What to do ::
The entries follow. Copy every line in which "Advanced" appears.

━━━ Supplied material ━━━

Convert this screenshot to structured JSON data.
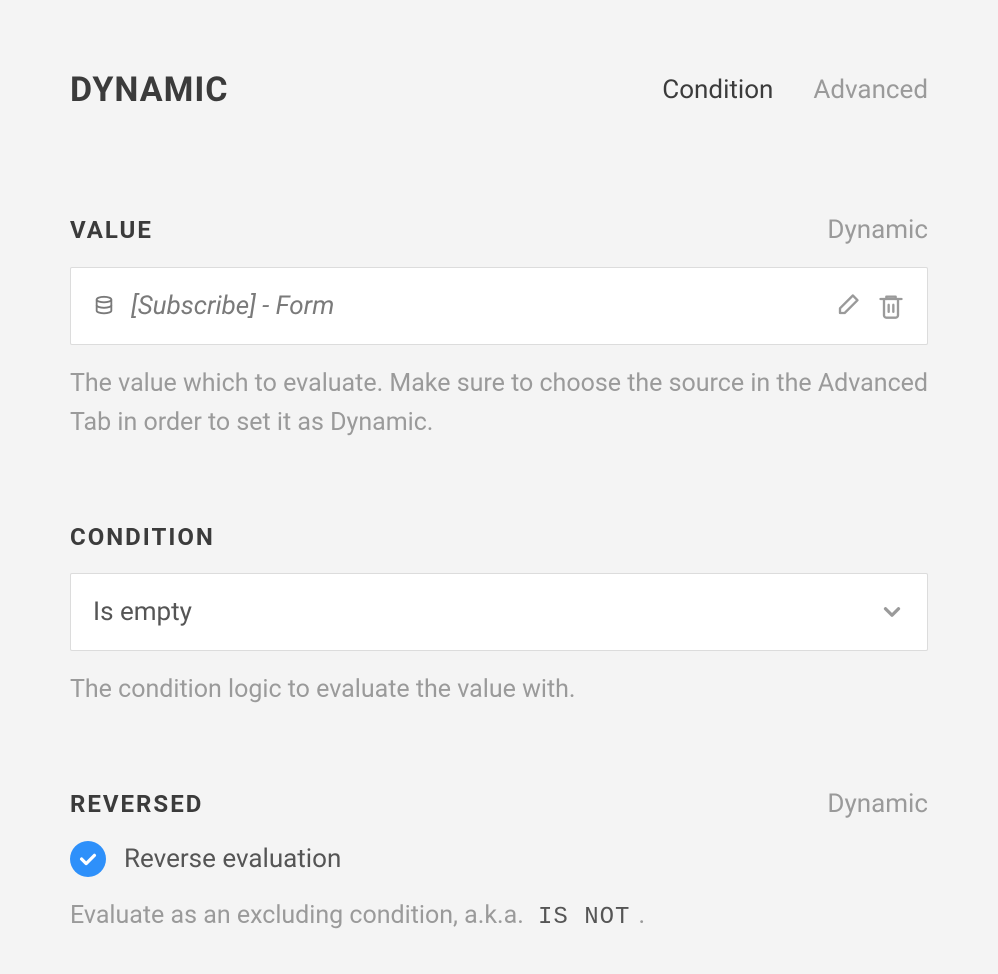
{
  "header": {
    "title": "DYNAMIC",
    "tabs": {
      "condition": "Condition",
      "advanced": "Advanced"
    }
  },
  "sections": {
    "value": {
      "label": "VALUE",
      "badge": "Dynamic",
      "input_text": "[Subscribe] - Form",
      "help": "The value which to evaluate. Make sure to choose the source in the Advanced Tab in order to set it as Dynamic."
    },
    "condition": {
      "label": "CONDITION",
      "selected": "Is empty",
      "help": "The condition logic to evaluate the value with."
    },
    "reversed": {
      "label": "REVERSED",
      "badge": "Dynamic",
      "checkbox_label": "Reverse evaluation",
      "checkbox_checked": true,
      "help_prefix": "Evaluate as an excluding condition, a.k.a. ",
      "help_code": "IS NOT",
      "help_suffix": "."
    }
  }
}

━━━
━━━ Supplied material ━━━

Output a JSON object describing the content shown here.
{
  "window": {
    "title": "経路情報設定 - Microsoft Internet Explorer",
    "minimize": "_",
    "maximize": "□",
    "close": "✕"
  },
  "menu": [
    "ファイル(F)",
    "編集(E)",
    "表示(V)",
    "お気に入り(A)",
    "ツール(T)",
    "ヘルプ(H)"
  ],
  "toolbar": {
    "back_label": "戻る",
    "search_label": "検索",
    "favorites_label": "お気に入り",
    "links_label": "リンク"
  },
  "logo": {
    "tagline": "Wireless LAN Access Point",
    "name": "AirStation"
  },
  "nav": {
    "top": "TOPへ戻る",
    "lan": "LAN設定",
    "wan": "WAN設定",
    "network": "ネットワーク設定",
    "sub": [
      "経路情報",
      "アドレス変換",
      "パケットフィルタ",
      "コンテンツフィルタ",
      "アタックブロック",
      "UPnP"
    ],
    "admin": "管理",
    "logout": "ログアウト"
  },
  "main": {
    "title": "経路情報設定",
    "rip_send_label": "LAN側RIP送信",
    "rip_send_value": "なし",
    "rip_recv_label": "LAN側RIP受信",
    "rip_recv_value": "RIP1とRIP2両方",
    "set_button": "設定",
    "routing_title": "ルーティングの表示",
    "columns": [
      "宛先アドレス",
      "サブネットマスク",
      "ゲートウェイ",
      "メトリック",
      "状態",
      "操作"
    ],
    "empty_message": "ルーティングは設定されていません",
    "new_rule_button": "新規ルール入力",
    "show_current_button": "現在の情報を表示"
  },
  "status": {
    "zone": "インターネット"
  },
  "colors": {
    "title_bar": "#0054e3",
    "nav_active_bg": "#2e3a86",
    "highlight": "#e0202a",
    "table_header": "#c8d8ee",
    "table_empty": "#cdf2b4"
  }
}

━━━

Your solution ::
      "advanced": "Advanced"
      "help": "The value which to evaluate. Make sure to choose the source in the Advanced Tab in order to set it as Dynamic."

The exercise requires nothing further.